      When I was about 11, my parents took me to the Arts Club Theatre see the musical revue Jacques Brel Is Alive and Well and Living in Paris, with Anne Mortifee, Leon Bibb, and another guy who I forget the name of. When I hit adolescence, I was slow to “get” teenage pop culture. I think it was partly because the words were always so dumb compared to Jacques Brel.

      Life-changing concert

      Some friends and I snuck into the Vancouver Folk Fest in the late '80s. I saw Billy Bragg play a workshop and he sang Leon Rosselson’s “The World Turned Upside Down”, aka “The Diggers’ Song”. The line “The sin of Property, we do disdain/No man has any right to buy or sell the Earth for private gain”—that was a lightning bolt. That one lyric changed my mind about the world and I became a leftist. And Billy Bragg’s intense solo performance showed me what I wanted to do for a living.  Billy Bragg was cool. He was sharp, he interrupted his own songs to crack jokes about local politics, he was conscious of his own work as being just a part of a centuries-long tradition of resistance. And he was right. No, really. No man has any right to buy or sell the Earth for private gain.

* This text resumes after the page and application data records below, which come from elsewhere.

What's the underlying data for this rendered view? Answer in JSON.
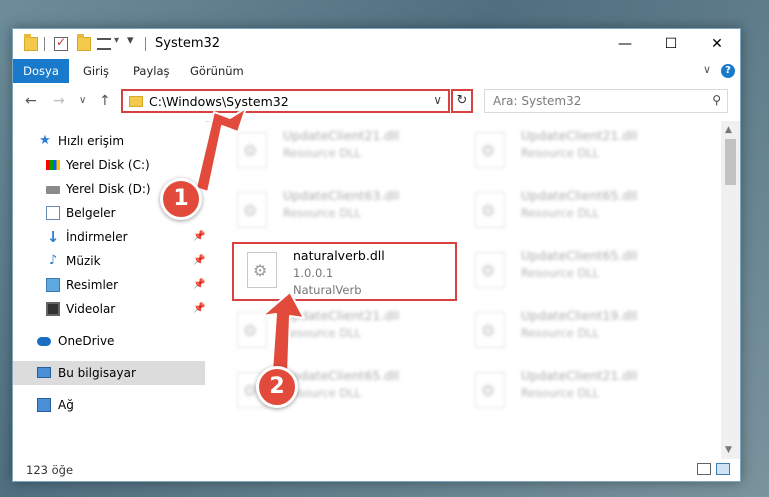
{
  "window": {
    "title": "System32",
    "minimize_glyph": "—",
    "maximize_glyph": "☐",
    "close_glyph": "✕",
    "qat_dropdown": "▾"
  },
  "ribbon": {
    "tabs": [
      "Dosya",
      "Giriş",
      "Paylaş",
      "Görünüm"
    ],
    "collapse_glyph": "∨",
    "help_glyph": "?"
  },
  "address": {
    "back": "←",
    "forward": "→",
    "recent": "∨",
    "up": "↑",
    "path": "C:\\Windows\\System32",
    "dropdown": "∨",
    "refresh": "↻",
    "search_placeholder": "Ara: System32",
    "search_icon": "⚲"
  },
  "nav": {
    "items": [
      {
        "label": "Hızlı erişim",
        "icon": "star-icon"
      },
      {
        "label": "Yerel Disk (C:)",
        "icon": "disk-c-icon"
      },
      {
        "label": "Yerel Disk (D:)",
        "icon": "disk-d-icon"
      },
      {
        "label": "Belgeler",
        "icon": "documents-icon"
      },
      {
        "label": "İndirmeler",
        "icon": "downloads-icon",
        "pin": "📌"
      },
      {
        "label": "Müzik",
        "icon": "music-icon",
        "pin": "📌"
      },
      {
        "label": "Resimler",
        "icon": "pictures-icon",
        "pin": "📌"
      },
      {
        "label": "Videolar",
        "icon": "videos-icon",
        "pin": "📌"
      },
      {
        "label": "OneDrive",
        "icon": "onedrive-icon"
      },
      {
        "label": "Bu bilgisayar",
        "icon": "this-pc-icon"
      },
      {
        "label": "Ağ",
        "icon": "network-icon"
      }
    ]
  },
  "files": [
    {
      "name": "UpdateClient21.dll",
      "desc": "Resource DLL"
    },
    {
      "name": "UpdateClient21.dll",
      "desc": "Resource DLL"
    },
    {
      "name": "UpdateClient63.dll",
      "desc": "Resource DLL"
    },
    {
      "name": "UpdateClient65.dll",
      "desc": "Resource DLL"
    },
    {
      "name": "naturalverb.dll",
      "version": "1.0.0.1",
      "desc": "NaturalVerb"
    },
    {
      "name": "UpdateClient65.dll",
      "desc": "Resource DLL"
    },
    {
      "name": "UpdateClient21.dll",
      "desc": "Resource DLL"
    },
    {
      "name": "UpdateClient19.dll",
      "desc": "Resource DLL"
    },
    {
      "name": "UpdateClient65.dll",
      "desc": "Resource DLL"
    },
    {
      "name": "UpdateClient21.dll",
      "desc": "Resource DLL"
    }
  ],
  "scroll": {
    "up": "▲",
    "down": "▼"
  },
  "status": {
    "count": "123 öğe"
  },
  "annotations": {
    "step1": "1",
    "step2": "2",
    "color": "#e24b3b"
  }
}
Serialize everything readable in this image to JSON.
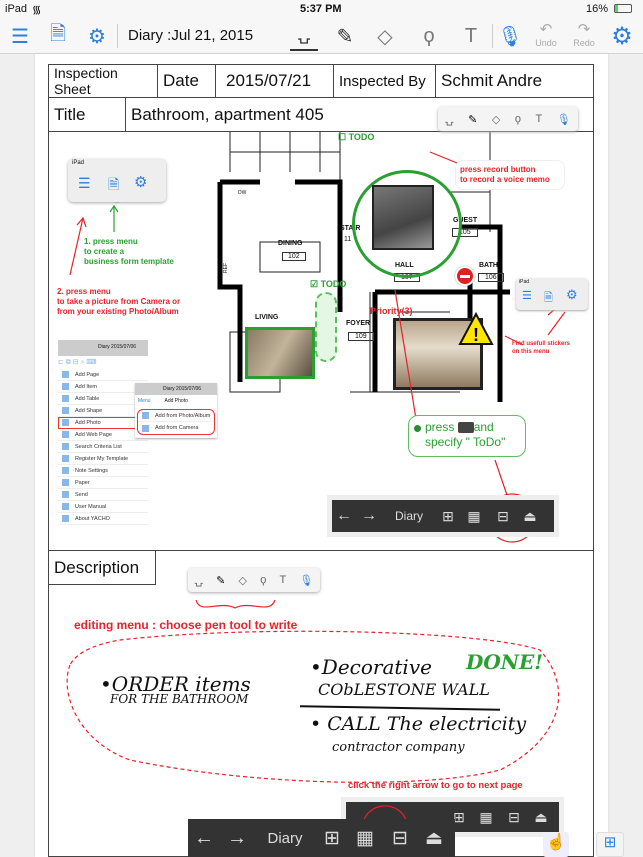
{
  "status": {
    "device": "iPad",
    "time": "5:37 PM",
    "battery": "16%"
  },
  "toolbar": {
    "title": "Diary :Jul 21, 2015",
    "undo": "Undo",
    "redo": "Redo"
  },
  "sheet": {
    "inspection_sheet": "Inspection Sheet",
    "date_label": "Date",
    "date_value": "2015/07/21",
    "inspected_by_label": "Inspected By",
    "inspected_by_value": "Schmit Andre",
    "title_label": "Title",
    "title_value": "Bathroom, apartment 405",
    "description_label": "Description"
  },
  "floorplan": {
    "todo1": "TODO",
    "todo2": "TODO",
    "dining": "DINING",
    "dining_no": "102",
    "stair": "STAIR",
    "stair_no": "11",
    "hall": "HALL",
    "hall_no": "107",
    "guest": "GUEST",
    "guest_no": "105",
    "bath": "BATH",
    "bath_no": "106",
    "living": "LIVING",
    "foyer": "FOYER",
    "foyer_no": "109",
    "dw": "DW",
    "ref": "REF",
    "priority": "Priority(3)"
  },
  "annotations": {
    "step1": "1. press menu\nto create a\nbusiness form template",
    "step2": "2. press menu\nto take a picture from Camera or\nfrom your existing Photo/Album",
    "record": "press record button\nto record a voice memo",
    "stickers": "Find usefull stickers\non this menu",
    "todo_press": "press",
    "todo_and": "and",
    "todo_specify": "specify \" ToDo\"",
    "editing": "editing menu  : choose pen tool to write",
    "next_page": "click the right arrow to go to next page"
  },
  "mini_toolbar": {
    "device": "iPad"
  },
  "menu": {
    "header": "Diary 2015/07/06",
    "items": [
      "Add Page",
      "Add Item",
      "Add Table",
      "Add Shape",
      "Add Photo",
      "Add Web Page",
      "Search Criteria List",
      "Register My Template",
      "Note Settings",
      "Paper",
      "Send",
      "User Manual",
      "About YACHO"
    ],
    "sub_header": "Diary 2015/07/06",
    "sub_back": "Menu",
    "sub_title": "Add Photo",
    "sub_items": [
      "Add from Photo/Album",
      "Add from Camera"
    ]
  },
  "bottombar": {
    "label": "Diary"
  },
  "handwriting": {
    "item1a": "•ORDER items",
    "item1b": "FOR THE BATHROOM",
    "item2a": "•Decorative",
    "item2b": "CObLESTONE WALL",
    "done": "DONE!",
    "item3a": "• CALL The electricity",
    "item3b": "contractor company"
  },
  "colors": {
    "accent": "#2d7fd8",
    "annotation_red": "#e8222a",
    "annotation_green": "#2aa032",
    "bar_dark": "#333333"
  }
}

      Top three records

      The Pogues Rum, Sodomy & the Lash The Pogues spawned a thousand terrible Celtic-rock bands. But this album is perfect. It’s a terribly serious Concept Album disguised as a fun drunken party record. Every song builds the portrait of life when your body and your brain have been colonized by an implacable military empire.  Damaged to the point of a desperate need for cheap anaesthetic, but alive and cheerfully, psychotically defiant nonetheless. The light of true human civilization lives in this album, because it shows how musical tradition isn’t a doily to be cherished, but a tool for insisting on your own humanity despite how you’re being treated.

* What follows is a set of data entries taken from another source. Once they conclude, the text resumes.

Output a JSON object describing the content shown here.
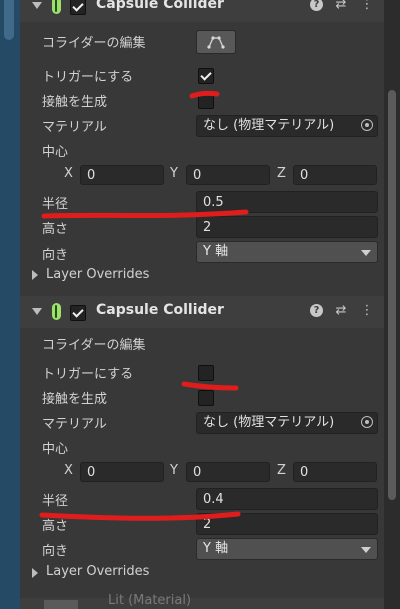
{
  "components": [
    {
      "title": "Capsule Collider",
      "enabled": true,
      "edit_collider_label": "コライダーの編集",
      "is_trigger_label": "トリガーにする",
      "is_trigger": true,
      "provides_contacts_label": "接触を生成",
      "provides_contacts": false,
      "material_label": "マテリアル",
      "material_value": "なし (物理マテリアル)",
      "center_label": "中心",
      "center": {
        "x_label": "X",
        "x": "0",
        "y_label": "Y",
        "y": "0",
        "z_label": "Z",
        "z": "0"
      },
      "radius_label": "半径",
      "radius": "0.5",
      "height_label": "高さ",
      "height": "2",
      "direction_label": "向き",
      "direction": "Y 軸",
      "layer_overrides_label": "Layer Overrides"
    },
    {
      "title": "Capsule Collider",
      "enabled": true,
      "edit_collider_label": "コライダーの編集",
      "is_trigger_label": "トリガーにする",
      "is_trigger": false,
      "provides_contacts_label": "接触を生成",
      "provides_contacts": false,
      "material_label": "マテリアル",
      "material_value": "なし (物理マテリアル)",
      "center_label": "中心",
      "center": {
        "x_label": "X",
        "x": "0",
        "y_label": "Y",
        "y": "0",
        "z_label": "Z",
        "z": "0"
      },
      "radius_label": "半径",
      "radius": "0.4",
      "height_label": "高さ",
      "height": "2",
      "direction_label": "向き",
      "direction": "Y 軸",
      "layer_overrides_label": "Layer Overrides"
    }
  ],
  "next_component_title": "Lit (Material)",
  "icons": {
    "fold": "chevron-down-icon",
    "component": "capsule-collider-icon",
    "help": "help-icon",
    "presets": "presets-icon",
    "menu": "more-menu-icon",
    "edit_collider": "edit-collider-icon",
    "object_picker": "object-picker-icon"
  },
  "colors": {
    "panel_bg": "#383838",
    "field_bg": "#2a2a2a",
    "annotation_red": "#e01d1d"
  }
}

      Carolyn Mark Nothing Is Free “You never really knew me, which is what I liked best/We just took the parts you liked, and coloured in the rest.” Carolyn Mark writes the great lyrics. It’s hard to pick a “best” Carolyn Mark album, but this is my favourite, for the warm sounds and the Pauls—Rigby and Pigat—guitars and the Diona Davies violin. I knew of Carolyn when I was a worshipping fan, and then I got to tour and make recordings with her, and I’m still a worshipping fan. She’s like a one-woman Pogues. Tougher and capable of more shocking conversation than G.G. Allin. People see her play and say “Gosh! Why isn’t she more famous?” as if the world was a fair place where talent and hard work is rewarded. People should write fewer songs and record more of hers.

      De Naye Kapelye De Naye Kapelye I was looking for a klezmer band that truly spoke to me, and I found it. De Naye Kapelye means “The New Band” because Bob Cohen founded it with his pal Yankl after leaving the Budapest Klezmer Ensemble in disgust. He’s a rebel. He’s been going to the Ozarks of Romania since the early '70s, when he smuggled medicine past the infamous Securitat and came back with palinka moonshine and the rawest dirt-floor Jewish trad music there is.

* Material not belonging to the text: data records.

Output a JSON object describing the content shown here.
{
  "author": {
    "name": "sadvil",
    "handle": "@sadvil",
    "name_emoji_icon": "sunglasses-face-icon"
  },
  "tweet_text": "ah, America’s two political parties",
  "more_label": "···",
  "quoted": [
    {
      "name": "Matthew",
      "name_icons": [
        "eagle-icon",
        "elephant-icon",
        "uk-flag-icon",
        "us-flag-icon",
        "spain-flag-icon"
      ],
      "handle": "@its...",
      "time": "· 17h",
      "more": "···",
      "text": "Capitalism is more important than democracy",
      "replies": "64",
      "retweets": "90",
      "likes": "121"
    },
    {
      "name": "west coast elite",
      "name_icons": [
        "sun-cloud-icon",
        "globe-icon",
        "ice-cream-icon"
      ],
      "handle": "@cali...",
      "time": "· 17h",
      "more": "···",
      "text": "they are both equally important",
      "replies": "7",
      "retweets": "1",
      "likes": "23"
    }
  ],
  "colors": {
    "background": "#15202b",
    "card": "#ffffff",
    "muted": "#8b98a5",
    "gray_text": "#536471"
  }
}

      All-time favourite video

      Nina Simone "Mississippi Goddamn" (on Dutch Television, 1965) "You just watch the perfectly focused anger in this performance. It makes all of punk rock look like, well, a bunch of punks." 

      What’s in your fridge

      Beer from a Vancouver Island micro-brewery that isn’t micro anymore.  I made an album called Whiskey Rabbi and that was kind of how my music was marketed for quite a while and now there’s people who act surprised if I drink beer and not whiskey. They say “What? You drink beer?” as if I was an action figure that only has a slot in the hand part to hold a whiskey bottle. So I guess that was effective marketing.

      Black, pitted olives. My youngest daughter, who is almost two, loves olives. She DEMANDS olives. If there are no olives, the gist of her message is: “No olives? I want nothing to do with this world and I despise everyone in it. A terrible sadness overtakes me.”

      Six pounds of butter. I’m very absent-minded in the grocery store. I never remember whether or not there is butter at home. But the thought of having no butter is such a terrible thing to contemplate that I wind up buying another pound of it, just in case.

      Watch for We Are Going To Bremen To Be Musicians this October 16. In the meantime check out the video the album's "Swing a Chicken 3 Times Over Your Head".